Records from a data collection
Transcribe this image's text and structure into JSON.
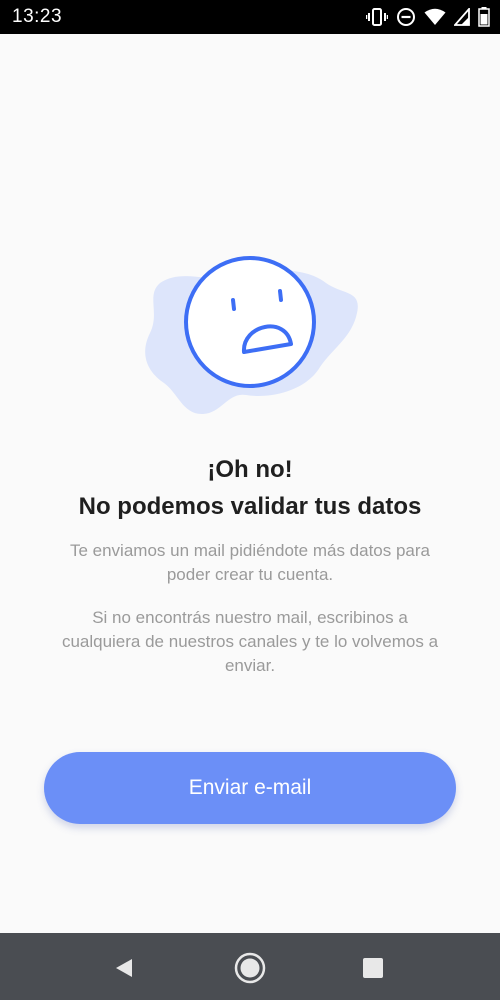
{
  "status_bar": {
    "time": "13:23",
    "icons": [
      "vibrate-icon",
      "do-not-disturb-icon",
      "wifi-icon",
      "signal-icon",
      "battery-icon"
    ]
  },
  "illustration": {
    "name": "sad-face-icon",
    "face_color": "#3d6ef5",
    "blob_color": "#dde5fb"
  },
  "title": {
    "line1": "¡Oh no!",
    "line2": "No podemos validar tus datos"
  },
  "body": {
    "paragraph1_line1": "Te enviamos un mail pidiéndote más datos para",
    "paragraph1_line2": "poder crear tu cuenta.",
    "paragraph2_line1": "Si no encontrás nuestro mail, escribinos a",
    "paragraph2_line2": "cualquiera de nuestros canales y te lo volvemos a",
    "paragraph2_line3": "enviar."
  },
  "button": {
    "label": "Enviar e-mail",
    "color": "#6b8ff7"
  },
  "nav_bar": {
    "icons": [
      "back-icon",
      "home-icon",
      "recents-icon"
    ]
  }
}
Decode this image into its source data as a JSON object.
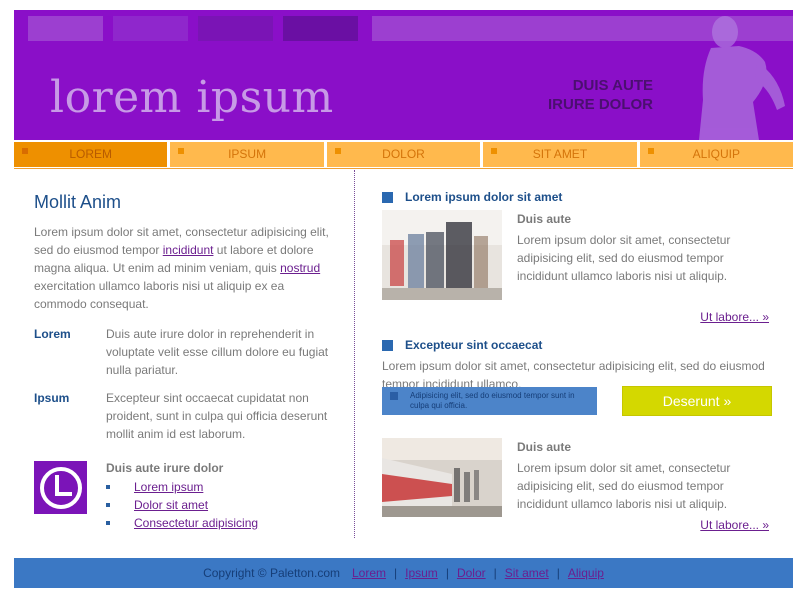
{
  "header": {
    "logo": "lorem ipsum",
    "tagline_line1": "DUIS AUTE",
    "tagline_line2": "IRURE DOLOR",
    "top_blocks": [
      "#9c3fd0",
      "#8f27cc",
      "#7a14b5",
      "#6a0fa3"
    ],
    "color": "#8a0fc8"
  },
  "nav": {
    "items": [
      "LOREM",
      "IPSUM",
      "DOLOR",
      "SIT AMET",
      "ALIQUIP"
    ],
    "active_index": 0
  },
  "left": {
    "title": "Mollit Anim",
    "intro_part1": "Lorem ipsum dolor sit amet, consectetur adipisicing elit, sed do eiusmod tempor",
    "intro_link1": "incididunt",
    "intro_part2": "ut labore et dolore magna aliqua. Ut enim ad minim veniam, quis",
    "intro_link2": "nostrud",
    "intro_part3": "exercitation ullamco laboris nisi ut aliquip ex ea commodo consequat.",
    "defs": [
      {
        "term": "Lorem",
        "desc": "Duis aute irure dolor in reprehenderit in voluptate velit esse cillum dolore eu fugiat nulla pariatur."
      },
      {
        "term": "Ipsum",
        "desc": "Excepteur sint occaecat cupidatat non proident, sunt in culpa qui officia deserunt mollit anim id est laborum."
      }
    ],
    "box": {
      "icon": "clock-icon",
      "title": "Duis aute irure dolor",
      "links": [
        "Lorem ipsum",
        "Dolor sit amet",
        "Consectetur adipisicing"
      ]
    }
  },
  "right": {
    "section1": {
      "heading": "Lorem ipsum dolor sit amet",
      "article_title": "Duis aute",
      "article_text": "Lorem ipsum dolor sit amet, consectetur adipisicing elit, sed do eiusmod tempor incididunt ullamco laboris nisi ut aliquip.",
      "more": "Ut labore... »"
    },
    "section2": {
      "heading": "Excepteur sint occaecat",
      "text": "Lorem ipsum dolor sit amet, consectetur adipisicing elit, sed do eiusmod tempor incididunt ullamco."
    },
    "promo": {
      "note": "Adipisicing elit, sed do eiusmod tempor sunt in culpa qui officia.",
      "cta": "Deserunt »"
    },
    "section3": {
      "article_title": "Duis aute",
      "article_text": "Lorem ipsum dolor sit amet, consectetur adipisicing elit, sed do eiusmod tempor incididunt ullamco laboris nisi ut aliquip.",
      "more": "Ut labore... »"
    }
  },
  "footer": {
    "copyright": "Copyright © Paletton.com",
    "links": [
      "Lorem",
      "Ipsum",
      "Dolor",
      "Sit amet",
      "Aliquip"
    ]
  }
}
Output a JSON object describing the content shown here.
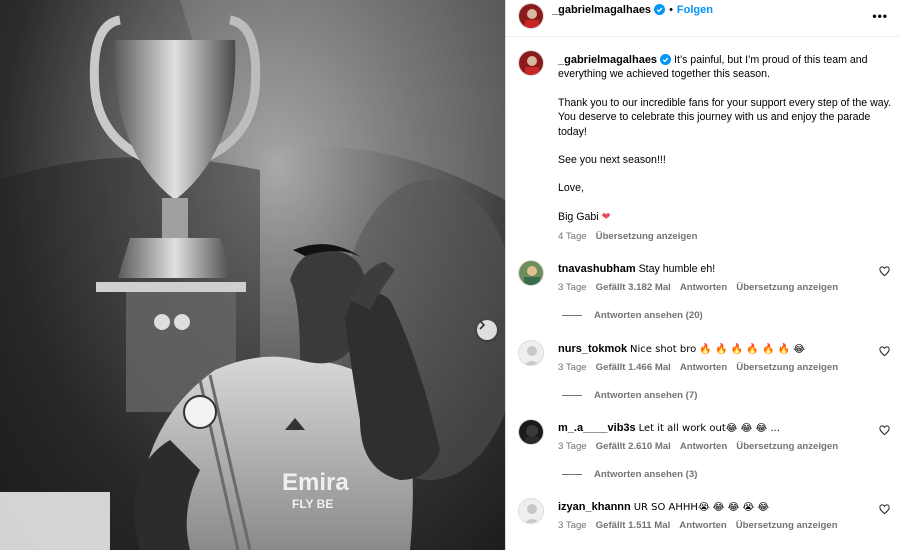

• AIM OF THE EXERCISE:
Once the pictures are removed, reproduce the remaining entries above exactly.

• RESULT FOR THIS TASK:
Transcribe this image's text and structure into JSON.
{
  "status_bar": {
    "time": "13:23",
    "icons": [
      "vibrate-icon",
      "do-not-disturb-icon",
      "wifi-icon",
      "signal-icon",
      "battery-icon"
    ]
  },
  "illustration": {
    "name": "sad-face-icon",
    "face_color": "#3d6ef5",
    "blob_color": "#dde5fb"
  },
  "title": {
    "line1": "¡Oh no!",
    "line2": "No podemos validar tus datos"
  },
  "body": {
    "paragraph1_line1": "Te enviamos un mail pidiéndote más datos para",
    "paragraph1_line2": "poder crear tu cuenta.",
    "paragraph2_line1": "Si no encontrás nuestro mail, escribinos a",
    "paragraph2_line2": "cualquiera de nuestros canales y te lo volvemos a",
    "paragraph2_line3": "enviar."
  },
  "button": {
    "label": "Enviar e-mail",
    "color": "#6b8ff7"
  },
  "nav_bar": {
    "icons": [
      "back-icon",
      "home-icon",
      "recents-icon"
    ]
  }
}
Decode this image into its source data as a JSON object.
{
  "header": {
    "logo": "lorem ipsum",
    "tagline_line1": "DUIS AUTE",
    "tagline_line2": "IRURE DOLOR",
    "top_blocks": [
      "#9c3fd0",
      "#8f27cc",
      "#7a14b5",
      "#6a0fa3"
    ],
    "color": "#8a0fc8"
  },
  "nav": {
    "items": [
      "LOREM",
      "IPSUM",
      "DOLOR",
      "SIT AMET",
      "ALIQUIP"
    ],
    "active_index": 0
  },
  "left": {
    "title": "Mollit Anim",
    "intro_part1": "Lorem ipsum dolor sit amet, consectetur adipisicing elit, sed do eiusmod tempor",
    "intro_link1": "incididunt",
    "intro_part2": "ut labore et dolore magna aliqua. Ut enim ad minim veniam, quis",
    "intro_link2": "nostrud",
    "intro_part3": "exercitation ullamco laboris nisi ut aliquip ex ea commodo consequat.",
    "defs": [
      {
        "term": "Lorem",
        "desc": "Duis aute irure dolor in reprehenderit in voluptate velit esse cillum dolore eu fugiat nulla pariatur."
      },
      {
        "term": "Ipsum",
        "desc": "Excepteur sint occaecat cupidatat non proident, sunt in culpa qui officia deserunt mollit anim id est laborum."
      }
    ],
    "box": {
      "icon": "clock-icon",
      "title": "Duis aute irure dolor",
      "links": [
        "Lorem ipsum",
        "Dolor sit amet",
        "Consectetur adipisicing"
      ]
    }
  },
  "right": {
    "section1": {
      "heading": "Lorem ipsum dolor sit amet",
      "article_title": "Duis aute",
      "article_text": "Lorem ipsum dolor sit amet, consectetur adipisicing elit, sed do eiusmod tempor incididunt ullamco laboris nisi ut aliquip.",
      "more": "Ut labore... »"
    },
    "section2": {
      "heading": "Excepteur sint occaecat",
      "text": "Lorem ipsum dolor sit amet, consectetur adipisicing elit, sed do eiusmod tempor incididunt ullamco."
    },
    "promo": {
      "note": "Adipisicing elit, sed do eiusmod tempor sunt in culpa qui officia.",
      "cta": "Deserunt »"
    },
    "section3": {
      "article_title": "Duis aute",
      "article_text": "Lorem ipsum dolor sit amet, consectetur adipisicing elit, sed do eiusmod tempor incididunt ullamco laboris nisi ut aliquip.",
      "more": "Ut labore... »"
    }
  },
  "footer": {
    "copyright": "Copyright © Paletton.com",
    "links": [
      "Lorem",
      "Ipsum",
      "Dolor",
      "Sit amet",
      "Aliquip"
    ]
  }
}
Output a JSON object describing the content shown here.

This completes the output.